Throughout my years of travelling I kept journals, upcycled found objects and furniture and created environments that reflected my travels and experiences.
In 2000 I went to Ontario College of Art and Design in Toronto, Canada and started a four-year sculpture/ installation programme that enabled me to finish my thesis year at an off-campus studio in Florence, Italy. On returning to Canada I received a scholarship that included use of a studio for a year and allowed me to continue exploring materials and shapes whilst working full time as a mascot builder.
I am definitely a maker rather than a conceptual artist.
Piercing and pulling
Tell us about your process from conception to creation
It takes a determined effort to re-engage, re-energise and stimulate creativity after a hiatus caused by life’s demands. I started embroidering as it was easy to pick up and leave between family commitments and work commissions. I had to be strict and dedicated with the time I gave it, trusting in the process of making to liberate a pathway to creativity.
Hand embroidery is generous as it offers time to reflect and inspire whilst the hand repeats the physical rhythm of piercing and pulling. One of the beautiful things about this process is the meandering journey you have to take from conception to the last stitch. For me, this is one of the essential differences between hand and machine stitch embroidery.
Having gained control and direction with the themes and subjects I want to explore, there’s still an excitement watching the outcome develop. For instance, I’m progressively including three-dimensional elements. Often these have a significant impact on the grounds’ fibres which means having to go back in and re-work and re-envision new ripples and tensions in the material to add to rather than detract from the story. Because I use normal sewing thread rather than embroidery thread which I find bulky and invasive, added tension is created in the treatment of the ground.
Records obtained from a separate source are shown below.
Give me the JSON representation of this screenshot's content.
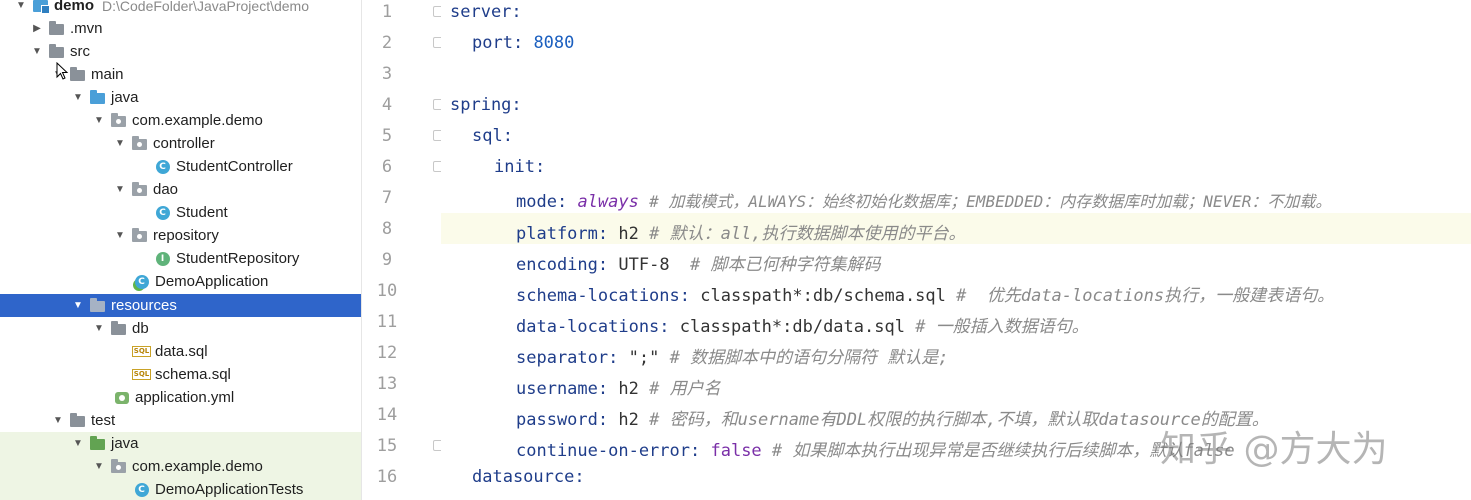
{
  "tree": {
    "project": {
      "name": "demo",
      "path": "D:\\CodeFolder\\JavaProject\\demo"
    },
    "mvn": ".mvn",
    "src": "src",
    "main": "main",
    "java": "java",
    "pkg": "com.example.demo",
    "controller": "controller",
    "student_controller": "StudentController",
    "dao": "dao",
    "student": "Student",
    "repository": "repository",
    "student_repository": "StudentRepository",
    "demo_application": "DemoApplication",
    "resources": "resources",
    "db": "db",
    "data_sql": "data.sql",
    "schema_sql": "schema.sql",
    "application_yml": "application.yml",
    "test": "test",
    "test_java": "java",
    "test_pkg": "com.example.demo",
    "demo_application_tests": "DemoApplicationTests",
    "sql_icon_text": "SQL"
  },
  "gutter": {
    "numbers": [
      "1",
      "2",
      "3",
      "4",
      "5",
      "6",
      "7",
      "8",
      "9",
      "10",
      "11",
      "12",
      "13",
      "14",
      "15",
      "16"
    ]
  },
  "code": {
    "l1_key": "server:",
    "l2_key": "port:",
    "l2_val": "8080",
    "l4_key": "spring:",
    "l5_key": "sql:",
    "l6_key": "init:",
    "l7_key": "mode:",
    "l7_val": "always",
    "l7_cm": "# 加载模式，ALWAYS：始终初始化数据库；EMBEDDED：内存数据库时加载；NEVER：不加载。",
    "l8_key": "platform:",
    "l8_val": "h2",
    "l8_cm": "# 默认：all,执行数据脚本使用的平台。",
    "l9_key": "encoding:",
    "l9_val": "UTF-8",
    "l9_cm": "# 脚本已何种字符集解码",
    "l10_key": "schema-locations:",
    "l10_val": "classpath*:db/schema.sql",
    "l10_cm": "#  优先data-locations执行，一般建表语句。",
    "l11_key": "data-locations:",
    "l11_val": "classpath*:db/data.sql",
    "l11_cm": "# 一般插入数据语句。",
    "l12_key": "separator:",
    "l12_val": "\";\"",
    "l12_cm": "# 数据脚本中的语句分隔符 默认是;",
    "l13_key": "username:",
    "l13_val": "h2",
    "l13_cm": "# 用户名",
    "l14_key": "password:",
    "l14_val": "h2",
    "l14_cm": "# 密码，和username有DDL权限的执行脚本,不填，默认取datasource的配置。",
    "l15_key": "continue-on-error:",
    "l15_val": "false",
    "l15_cm": "# 如果脚本执行出现异常是否继续执行后续脚本，默认false",
    "l16_key": "datasource:"
  },
  "watermark": "知乎 @方大为",
  "colors": {
    "selection": "#2f65ca",
    "key": "#1f3d8a",
    "number": "#1b5fbf",
    "keyword": "#7a2fa8",
    "comment": "#8a8a8a",
    "line_highlight": "#fbfbea"
  }
}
My embroidery has a deliberate ambiguity that encourages different view points and interpretations, it’s the opposite of the banners I paint which have a direct message enforced by the images and slogans. The two outlets enable me to express in extremely different ways without blurring the integrity of either one.
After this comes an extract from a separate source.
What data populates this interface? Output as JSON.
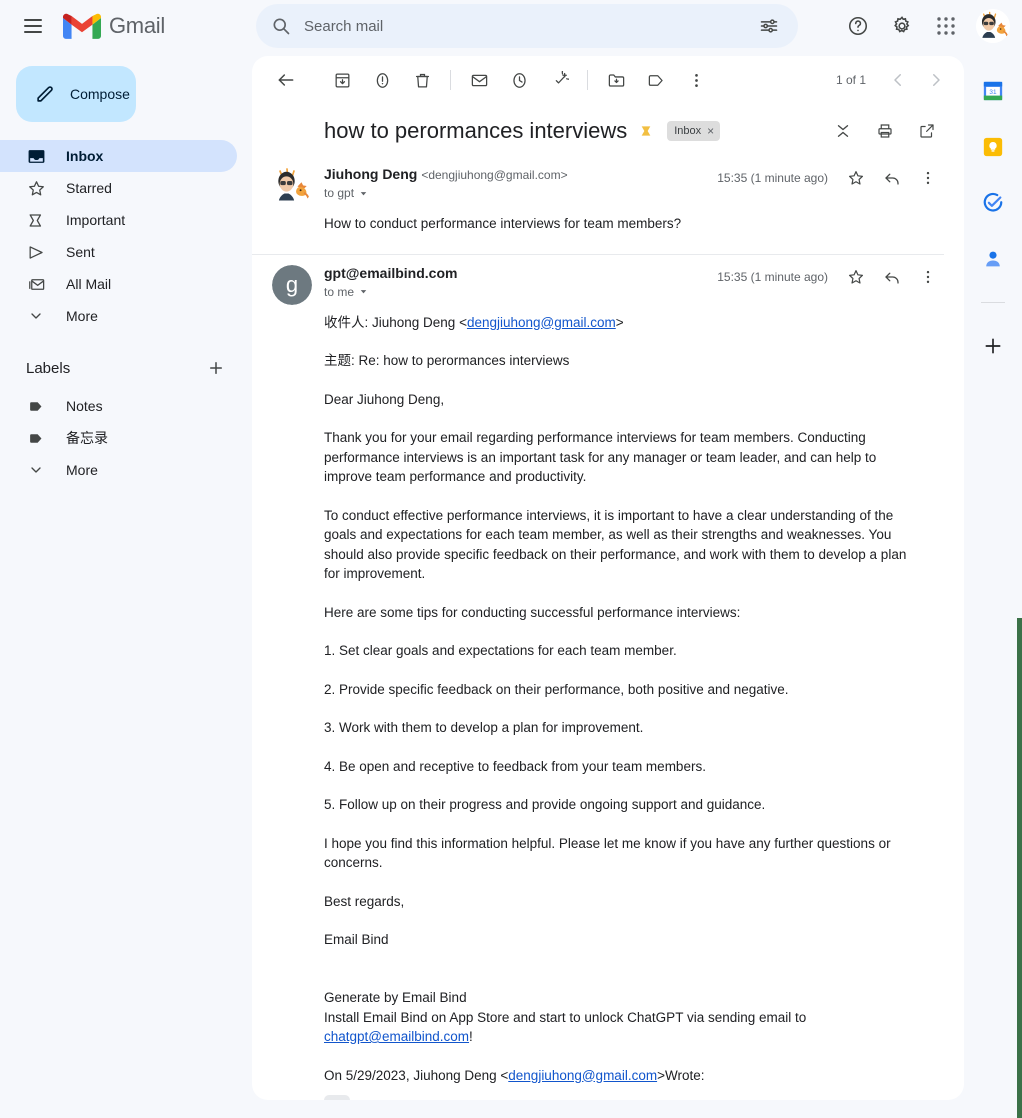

What currently inspires you?
Banners give my political energy a focus and outlet whilst embroidery allows the process, the act of making, to have a heavy hand. The gentle, time-consuming action can also enable inspiration to occur subliminally, rising to the surface in unexpected ways that can lead to a realisation over a period of days. A series of pieces I recently completed began in this way. They were very much centred around the idea of movement and blockage, recognising a moment in the past and letting go.
Hand embroidery’s enabled the exploration of life changing events in a very intimate and cathartic way.
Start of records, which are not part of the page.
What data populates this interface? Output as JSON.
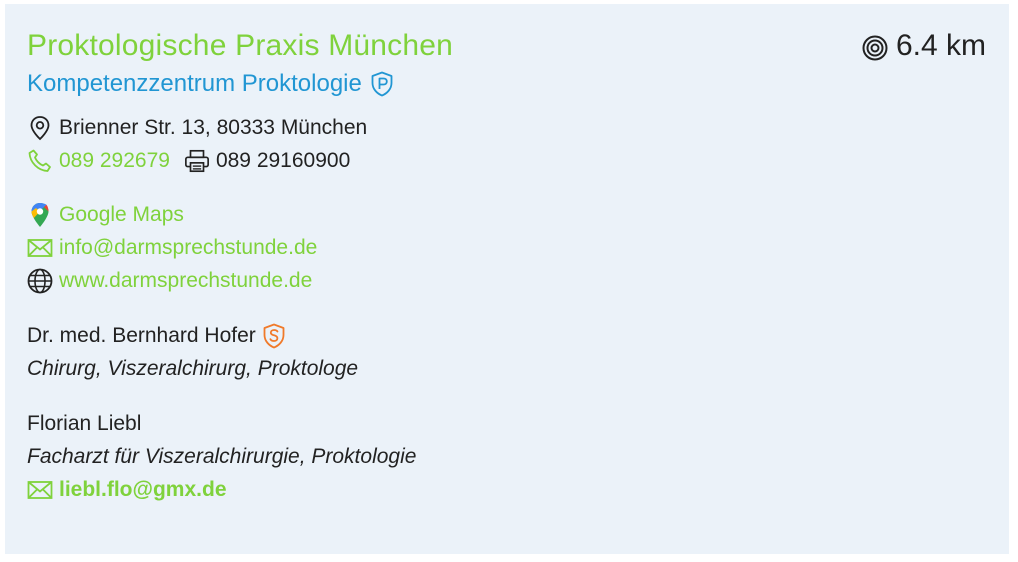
{
  "practice": {
    "name": "Proktologische Praxis München",
    "subtitle": "Kompetenzzentrum Proktologie",
    "distance": "6.4 km",
    "address": "Brienner Str. 13, 80333 München",
    "phone": "089 292679",
    "fax": "089 29160900",
    "maps_label": "Google Maps",
    "email": "info@darmsprechstunde.de",
    "website": "www.darmsprechstunde.de"
  },
  "people": [
    {
      "name": "Dr. med. Bernhard Hofer",
      "role": "Chirurg, Viszeralchirurg, Proktologe",
      "badge_icon": "s-shield-icon"
    },
    {
      "name": "Florian Liebl",
      "role": "Facharzt für Viszeralchirurgie, Proktologie",
      "email": "liebl.flo@gmx.de"
    }
  ],
  "colors": {
    "title": "#7fd23c",
    "subtitle": "#2196d3",
    "link": "#7fd23c",
    "badge_orange": "#f07a2a",
    "background": "#ebf2f9"
  },
  "icons": {
    "distance": "radar-icon",
    "subtitle_badge": "p-shield-icon",
    "address": "map-pin-icon",
    "phone": "phone-icon",
    "fax": "printer-icon",
    "maps": "google-maps-pin-icon",
    "email": "envelope-icon",
    "website": "globe-icon"
  }
}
Indulgent and moving journey
Tell us about a piece of your work that holds particularly fond memories and why?
In. 2019 I visited an elderly family member who started talking about her experiences raising three boys. After some wild stories she paused and said ‘ I’d Have Given An Eye For A Daughter’. The desire and grief behind those words was transparent. The work came easily and encouraged other ideas for larger projects.
How has your work developed since you began and how do you see it evolving in the future?
It’s been an indulgent and moving journey getting to know the medium of hand embroidery and progressively pushing what can be done with it. With experience I can take more chances.
I’m currently laying in the ground for an ambitious three-dimensional piece that I hope will work it’s way out of the fabric into free space. This creates a multitude of challenges and adds on weeks more work, but I’m not interested in taking the easy way out and am patient with the process. This doesn’t mean I’m restrictive or pure in my approach, it just works for me right now.
For more information visit www.emmashankland.co.uk
Has Emma’s work and story inspired your plans and projects? Let us know in the comments below.